** Task description **
Return each line of the entries that holds the string "Show".

Data records for software interfaces
————

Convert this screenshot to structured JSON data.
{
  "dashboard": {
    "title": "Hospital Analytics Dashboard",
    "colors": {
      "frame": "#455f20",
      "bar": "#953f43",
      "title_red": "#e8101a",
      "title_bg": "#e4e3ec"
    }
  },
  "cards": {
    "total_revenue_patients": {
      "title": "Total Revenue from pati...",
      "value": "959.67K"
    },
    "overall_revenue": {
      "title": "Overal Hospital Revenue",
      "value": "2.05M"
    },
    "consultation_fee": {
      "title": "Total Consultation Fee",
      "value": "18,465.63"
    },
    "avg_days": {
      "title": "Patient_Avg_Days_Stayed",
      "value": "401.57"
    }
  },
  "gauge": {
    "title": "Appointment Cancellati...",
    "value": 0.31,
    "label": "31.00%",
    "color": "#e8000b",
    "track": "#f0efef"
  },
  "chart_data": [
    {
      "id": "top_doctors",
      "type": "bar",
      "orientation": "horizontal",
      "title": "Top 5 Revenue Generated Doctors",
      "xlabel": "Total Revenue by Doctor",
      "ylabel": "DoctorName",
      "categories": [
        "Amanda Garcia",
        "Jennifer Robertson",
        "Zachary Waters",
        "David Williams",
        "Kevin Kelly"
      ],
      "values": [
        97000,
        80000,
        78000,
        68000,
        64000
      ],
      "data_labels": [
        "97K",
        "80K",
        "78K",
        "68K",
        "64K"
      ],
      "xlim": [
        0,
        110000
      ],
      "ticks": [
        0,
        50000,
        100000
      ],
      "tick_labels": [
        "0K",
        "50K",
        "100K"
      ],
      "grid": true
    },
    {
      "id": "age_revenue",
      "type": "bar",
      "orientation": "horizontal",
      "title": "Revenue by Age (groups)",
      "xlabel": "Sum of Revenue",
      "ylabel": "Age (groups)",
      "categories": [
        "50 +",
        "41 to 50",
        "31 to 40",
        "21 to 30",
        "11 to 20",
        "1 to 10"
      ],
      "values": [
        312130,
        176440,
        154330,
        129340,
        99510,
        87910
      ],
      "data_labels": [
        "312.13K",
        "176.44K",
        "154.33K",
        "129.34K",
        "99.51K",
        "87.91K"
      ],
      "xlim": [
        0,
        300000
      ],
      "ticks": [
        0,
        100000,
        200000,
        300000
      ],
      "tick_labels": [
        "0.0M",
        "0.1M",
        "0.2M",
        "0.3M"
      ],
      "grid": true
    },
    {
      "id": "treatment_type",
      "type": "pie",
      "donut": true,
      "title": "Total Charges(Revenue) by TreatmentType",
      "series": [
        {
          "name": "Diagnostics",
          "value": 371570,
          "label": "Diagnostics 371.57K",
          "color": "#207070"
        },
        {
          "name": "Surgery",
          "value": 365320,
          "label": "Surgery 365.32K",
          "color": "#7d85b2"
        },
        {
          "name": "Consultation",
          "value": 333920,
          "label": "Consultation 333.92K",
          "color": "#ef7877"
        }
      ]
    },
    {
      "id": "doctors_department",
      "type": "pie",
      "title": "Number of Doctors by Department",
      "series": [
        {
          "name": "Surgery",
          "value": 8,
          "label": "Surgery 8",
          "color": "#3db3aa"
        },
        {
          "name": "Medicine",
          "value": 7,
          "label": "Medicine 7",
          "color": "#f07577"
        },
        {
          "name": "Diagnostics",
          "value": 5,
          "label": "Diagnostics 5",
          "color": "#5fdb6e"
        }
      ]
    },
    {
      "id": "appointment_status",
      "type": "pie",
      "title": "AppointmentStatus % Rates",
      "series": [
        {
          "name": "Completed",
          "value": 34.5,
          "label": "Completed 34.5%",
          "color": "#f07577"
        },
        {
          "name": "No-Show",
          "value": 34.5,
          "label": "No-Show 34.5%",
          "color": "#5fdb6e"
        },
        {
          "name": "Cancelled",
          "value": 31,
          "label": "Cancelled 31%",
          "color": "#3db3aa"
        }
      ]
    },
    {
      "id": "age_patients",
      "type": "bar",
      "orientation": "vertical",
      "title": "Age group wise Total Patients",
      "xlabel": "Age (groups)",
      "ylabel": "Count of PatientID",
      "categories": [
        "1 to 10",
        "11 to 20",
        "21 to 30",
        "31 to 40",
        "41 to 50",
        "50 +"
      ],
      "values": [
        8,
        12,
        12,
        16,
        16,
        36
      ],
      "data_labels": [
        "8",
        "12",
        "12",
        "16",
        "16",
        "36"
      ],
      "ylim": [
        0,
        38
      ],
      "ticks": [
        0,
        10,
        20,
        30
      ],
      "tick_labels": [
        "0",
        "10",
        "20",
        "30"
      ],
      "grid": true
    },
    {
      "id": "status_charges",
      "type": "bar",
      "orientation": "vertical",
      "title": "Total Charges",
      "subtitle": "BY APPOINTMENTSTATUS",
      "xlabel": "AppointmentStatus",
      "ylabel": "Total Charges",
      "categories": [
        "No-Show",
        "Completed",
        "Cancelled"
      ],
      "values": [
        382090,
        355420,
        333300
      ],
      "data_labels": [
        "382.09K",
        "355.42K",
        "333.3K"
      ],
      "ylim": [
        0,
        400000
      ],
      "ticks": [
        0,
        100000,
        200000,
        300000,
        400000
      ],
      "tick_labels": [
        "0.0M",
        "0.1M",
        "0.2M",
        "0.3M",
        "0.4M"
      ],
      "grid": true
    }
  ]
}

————

** Answer to the exercise **
          "name": "No-Show",
          "label": "No-Show 34.5%",
        "No-Show",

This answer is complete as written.